Through New Year's, we'll be counting down the best work of the year in TV/Film/Branded Content, Print/Outdoor/Design and Interactive/Integrated (IX) as our picks of the day.
At No. 1 in the Best of 2015 Print/OOH/Design, Volvo and Grey London took an intriguing approach to highlighting the safety features of the Volvo XC90: They developed a product that essentially does the same thing that the car does -- keep cyclists safer at night. Along with Swedish company Albedo 100, Grey London creatives Jonas Roth and Rasmus Smith Bech created a reflective paint that riders could spray onto their bikes, clothing and other gear in order to make them more visible to cars in the dark. The idea wasn't just a stunt -- it's an actual consumer product now available with its own "spare part" number at dealerships in countries including the U.K., Canada, Australia, New Zealand ad Austria among others. The idea went on to win this year's Design Grand Prix at Cannes.
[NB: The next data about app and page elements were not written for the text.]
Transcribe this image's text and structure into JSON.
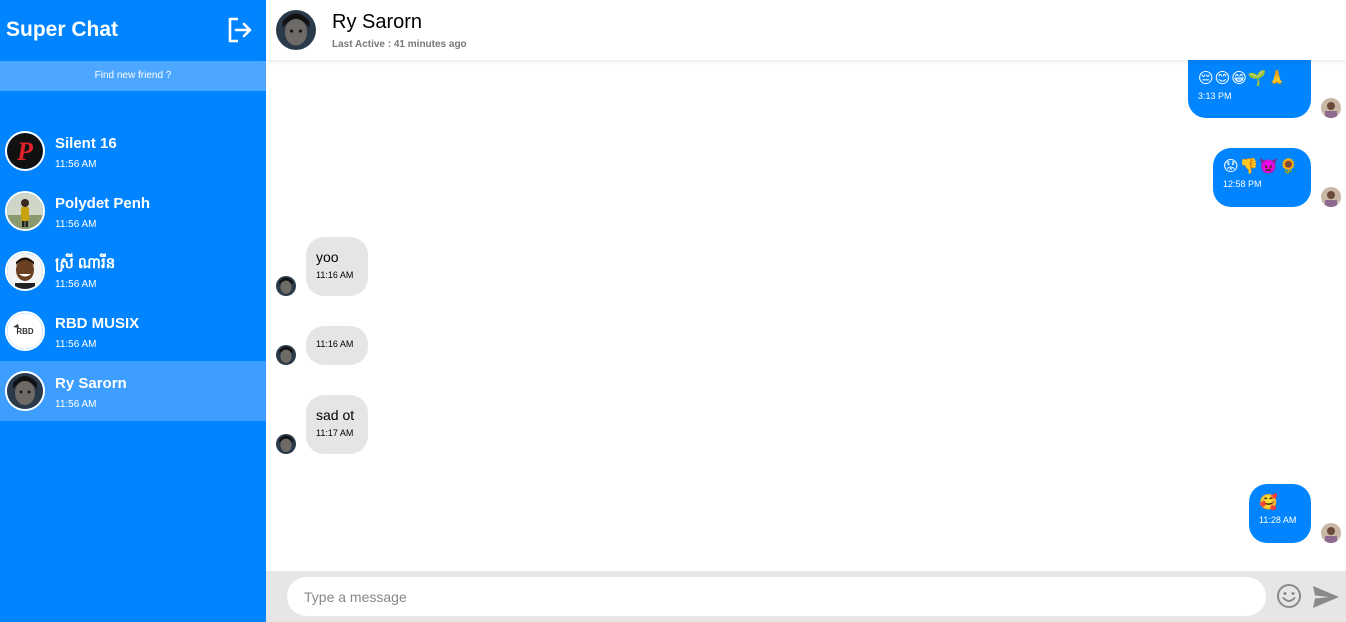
{
  "app": {
    "title": "Super Chat"
  },
  "sidebar": {
    "find_friend_label": "Find new friend ?",
    "friends": [
      {
        "name": "Silent 16",
        "time": "11:56 AM"
      },
      {
        "name": "Polydet Penh",
        "time": "11:56 AM"
      },
      {
        "name": "ស្រី ណារីន",
        "time": "11:56 AM"
      },
      {
        "name": "RBD MUSIX",
        "time": "11:56 AM"
      },
      {
        "name": "Ry Sarorn",
        "time": "11:56 AM"
      }
    ]
  },
  "chat": {
    "contact_name": "Ry Sarorn",
    "last_active": "Last Active : 41 minutes ago",
    "messages": [
      {
        "direction": "out",
        "text": "😔😊😁🌱🙏",
        "time": "3:13 PM"
      },
      {
        "direction": "out",
        "text": "😟👎👿🌻",
        "time": "12:58 PM"
      },
      {
        "direction": "in",
        "text": "yoo",
        "time": "11:16 AM"
      },
      {
        "direction": "in",
        "text": "",
        "time": "11:16 AM"
      },
      {
        "direction": "in",
        "text": "sad ot",
        "time": "11:17 AM"
      },
      {
        "direction": "out",
        "text": "🥰",
        "time": "11:28 AM"
      }
    ]
  },
  "composer": {
    "placeholder": "Type a message",
    "value": ""
  },
  "colors": {
    "accent": "#0084ff",
    "active_item": "#3d9eff",
    "find_bar": "#4da6ff",
    "incoming_bubble": "#e5e5e5"
  }
}
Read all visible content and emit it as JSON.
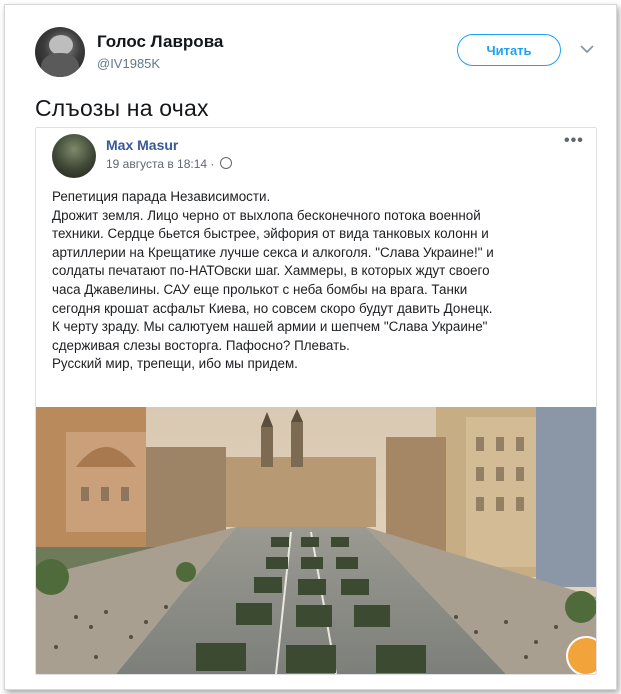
{
  "tweet": {
    "author_name": "Голос Лаврова",
    "author_handle": "@IV1985K",
    "follow_label": "Читать",
    "text": "Слъозы на очах"
  },
  "fb_post": {
    "author_name": "Max Masur",
    "date": "19 августа в 18:14 ·",
    "more_label": "•••",
    "lines": [
      "Репетиция парада Независимости.",
      "Дрожит земля. Лицо черно от выхлопа бесконечного потока военной",
      "техники. Сердце бьется быстрее, эйфория от вида танковых колонн и",
      "артиллерии на Крещатике лучше секса и алкоголя. \"Слава Украине!\" и",
      "солдаты печатают по-НАТОвски шаг. Хаммеры, в которых ждут своего",
      "часа Джавелины. САУ еще пролькот с неба бомбы на врага. Танки",
      "сегодня крошат асфальт Киева, но совсем скоро будут давить Донецк.",
      "К черту зраду. Мы салютуем нашей армии и шепчем \"Слава Украине\"",
      "сдерживая слезы восторга. Пафосно? Плевать.",
      "Русский мир, трепещи, ибо мы придем."
    ]
  },
  "colors": {
    "accent": "#1da1f2",
    "fb_name": "#385898"
  }
}
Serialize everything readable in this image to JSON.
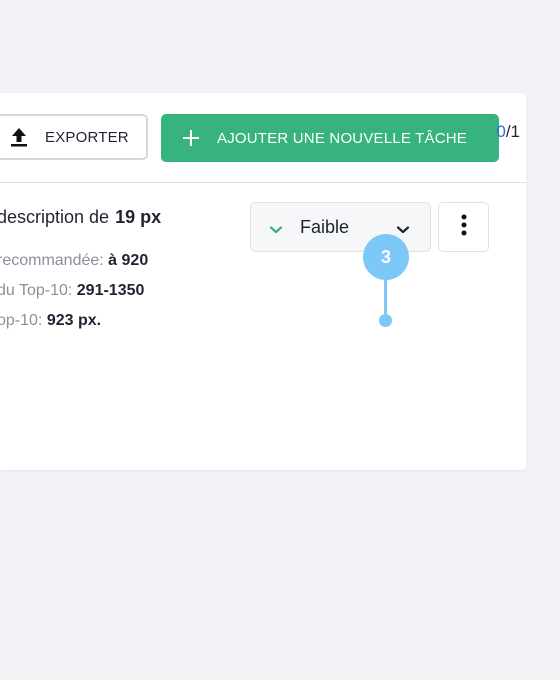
{
  "toolbar": {
    "export_label": "EXPORTER",
    "add_label": "AJOUTER UNE NOUVELLE TÂCHE",
    "accent_color": "#36b37e"
  },
  "counter": {
    "current": "0",
    "total": "/1"
  },
  "task": {
    "title": "description de",
    "title_value": "19 px",
    "metrics": [
      {
        "label": "recommandée: ",
        "value": "à 920"
      },
      {
        "label": "du Top-10: ",
        "value": "291-1350"
      },
      {
        "label": "op-10: ",
        "value": "923 px."
      }
    ]
  },
  "priority": {
    "label": "Faible",
    "icon": "chevron-down-icon"
  },
  "annotation": {
    "number": "3",
    "color": "#7cc8f7"
  }
}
Volvo's Life Paint has won the Grand Prix for Design at Cannes, its second at the Festival. Earlier in the week, the project by Grey London, which created a reflective spray to make cyclists safer at night, picked up the Grand Prix for Promo & Activation.
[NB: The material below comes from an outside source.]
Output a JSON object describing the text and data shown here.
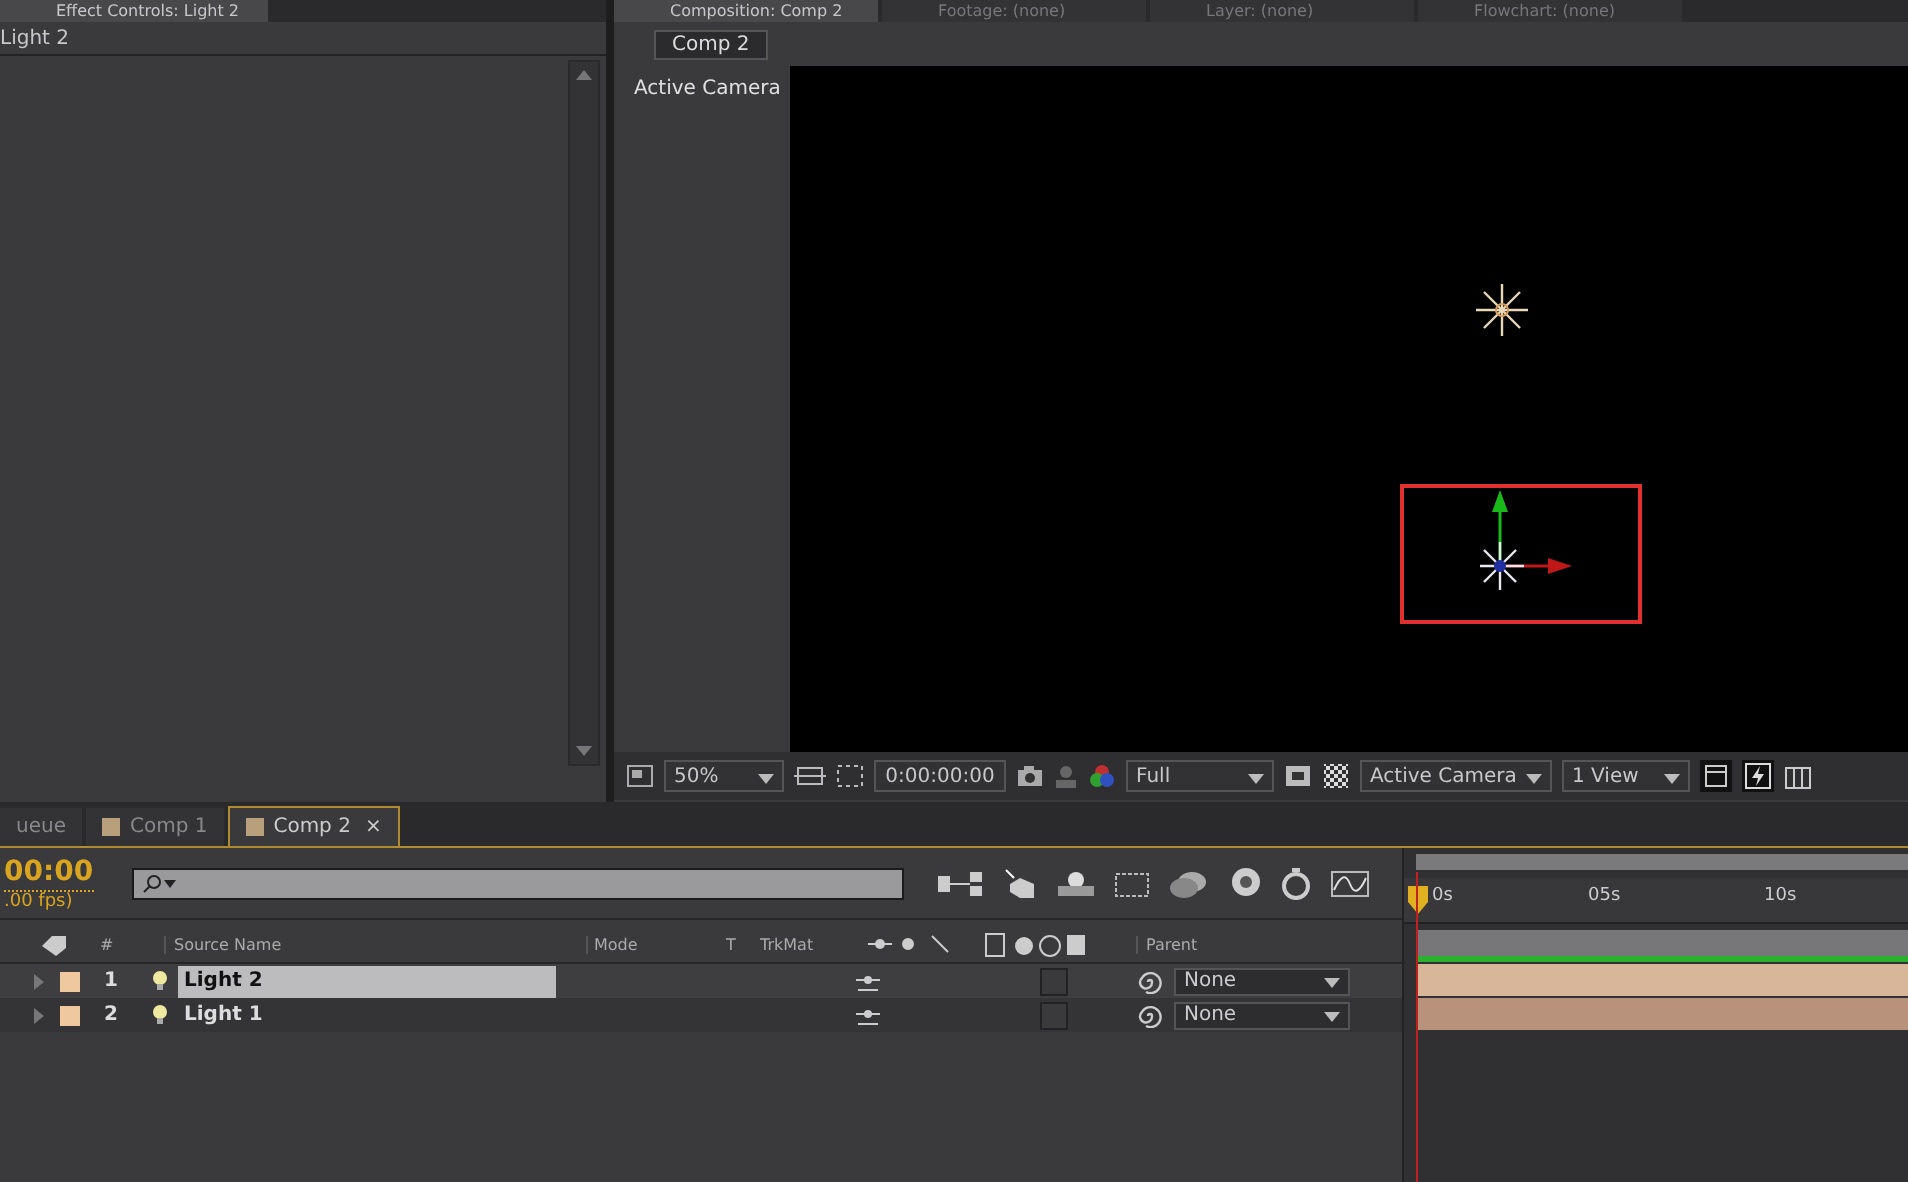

"We wanted to use design to solve problems and leave the world a better place than it was," said Design jury president Andy Payne, who is global chief creative officer of Interbrand Group. "We wanted to go beyond style."
Payne said the jury looked for a Grand Prix winner that had some sense of scale and cultural change, and made a statement about a brand. "This piece of work does combine innovation and creating something new--packaging, product design, communication and digital," he said. "This rose to the top."
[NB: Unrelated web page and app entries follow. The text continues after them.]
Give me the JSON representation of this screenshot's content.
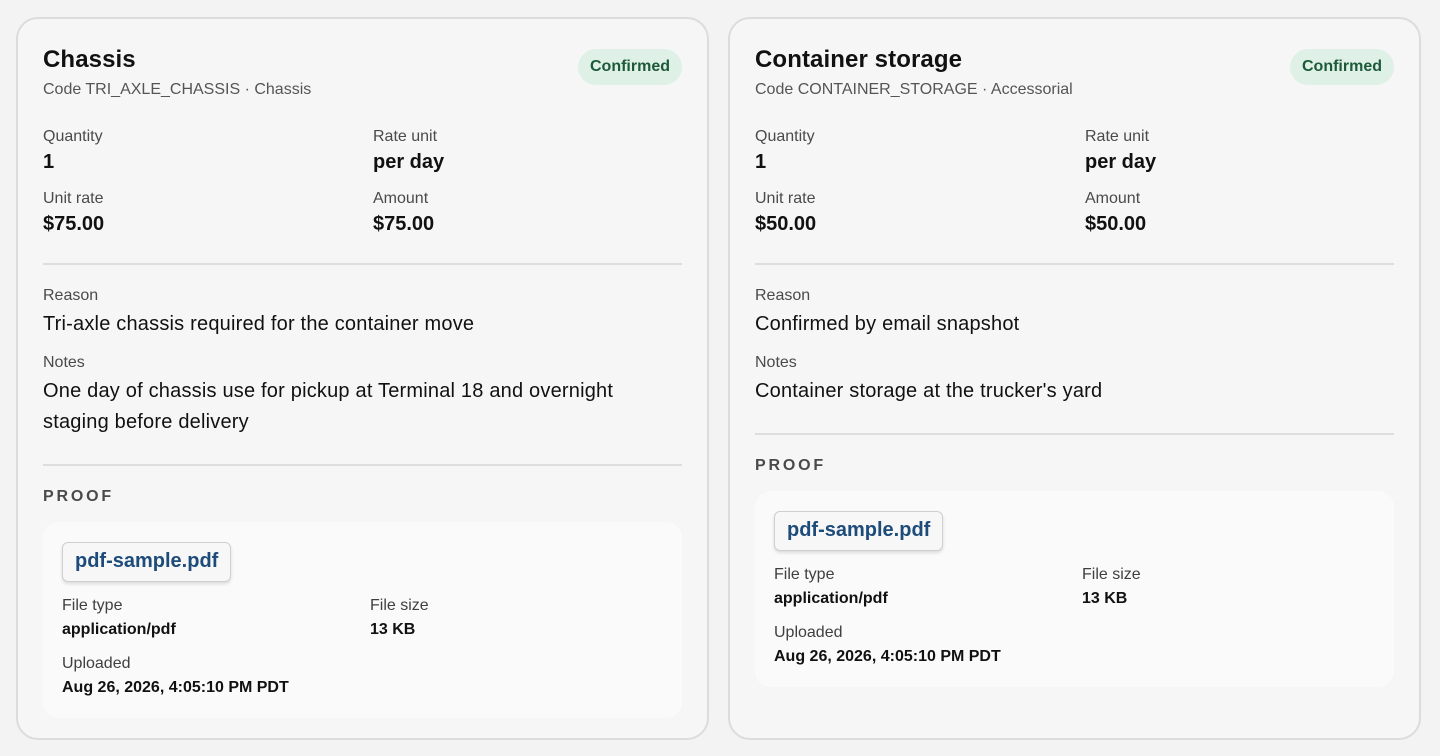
{
  "cards": [
    {
      "title": "Chassis",
      "code": "Code TRI_AXLE_CHASSIS · Chassis",
      "status": "Confirmed",
      "fields": {
        "quantity_label": "Quantity",
        "quantity": "1",
        "rate_unit_label": "Rate unit",
        "rate_unit": "per day",
        "unit_rate_label": "Unit rate",
        "unit_rate": "$75.00",
        "amount_label": "Amount",
        "amount": "$75.00"
      },
      "reason_label": "Reason",
      "reason": "Tri-axle chassis required for the container move",
      "notes_label": "Notes",
      "notes": "One day of chassis use for pickup at Terminal 18 and overnight staging before delivery",
      "proof": {
        "title": "PROOF",
        "file_name": "pdf-sample.pdf",
        "file_type_label": "File type",
        "file_type": "application/pdf",
        "file_size_label": "File size",
        "file_size": "13 KB",
        "uploaded_label": "Uploaded",
        "uploaded": "Aug 26, 2026, 4:05:10 PM PDT"
      }
    },
    {
      "title": "Container storage",
      "code": "Code CONTAINER_STORAGE · Accessorial",
      "status": "Confirmed",
      "fields": {
        "quantity_label": "Quantity",
        "quantity": "1",
        "rate_unit_label": "Rate unit",
        "rate_unit": "per day",
        "unit_rate_label": "Unit rate",
        "unit_rate": "$50.00",
        "amount_label": "Amount",
        "amount": "$50.00"
      },
      "reason_label": "Reason",
      "reason": "Confirmed by email snapshot",
      "notes_label": "Notes",
      "notes": "Container storage at the trucker's yard",
      "proof": {
        "title": "PROOF",
        "file_name": "pdf-sample.pdf",
        "file_type_label": "File type",
        "file_type": "application/pdf",
        "file_size_label": "File size",
        "file_size": "13 KB",
        "uploaded_label": "Uploaded",
        "uploaded": "Aug 26, 2026, 4:05:10 PM PDT"
      }
    }
  ]
}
U.K. agency Grey London created LifePaint, which cyclists can spray on their clothes, backpacks and other items to make them more visible to cars at night.
LifePaint, which Grey developed in collaboration with Swedish startup Albedo 100, is designed to highlight the Volvo's XC90's safety features, in particular its Intellisafe satefy technology which includes a "pedestrian and cyclist detection system." It is just one of Volvo and Grey's ingenious design ideas to get drivers and non-drivers talking about the benefits of its cars at the moment; others have included Swedish Air, a "bottled air" concept designed to highlight its air filtering system.
However, unlike Swedish Air, Life Paint is more than a stunt, with a real, practical purpose. The product contains reflective particles that are invisible by day but will light up at night in the glare of headlights; to make it easy to use it is transparent, washes off fabric easily and does not damage it. It will be trialled in six U.K. cycle shops with plans for national and global rollout if successful.
London in particular has seen a number of fatal accidents to cyclists in the past couple of years, as cycling's popularity has risen in the city. To promote the product, Grey London created an online film featuring interviews with cyclists, from commuters and couriers to accident survivors. There's also a website directing people to retail outlets and housing Instagram images from the first customers hashtagged #volvolifepaint.
Grey London has also been testing new print technology, using LifePaint to create "invisible" black posters that only reveal themselves in the flash of a smartphone.
The project won the Grand Prix for Promo & Activation earlier in the week at Cannes. "It was a car brand that got involved in helping cyclers and drivers save lives," said Jury President Matt Eastwood, Global CCO at J. Walter Thompson. But it was about more, he added. "It's beyond the car and talking about safety in general really made the brand feel like it cared about humanity and it felt like it lifted society to a higher level. It hit on one of the key things we were looking for."
For more on today's Cannes winners, head over to AdAge.com.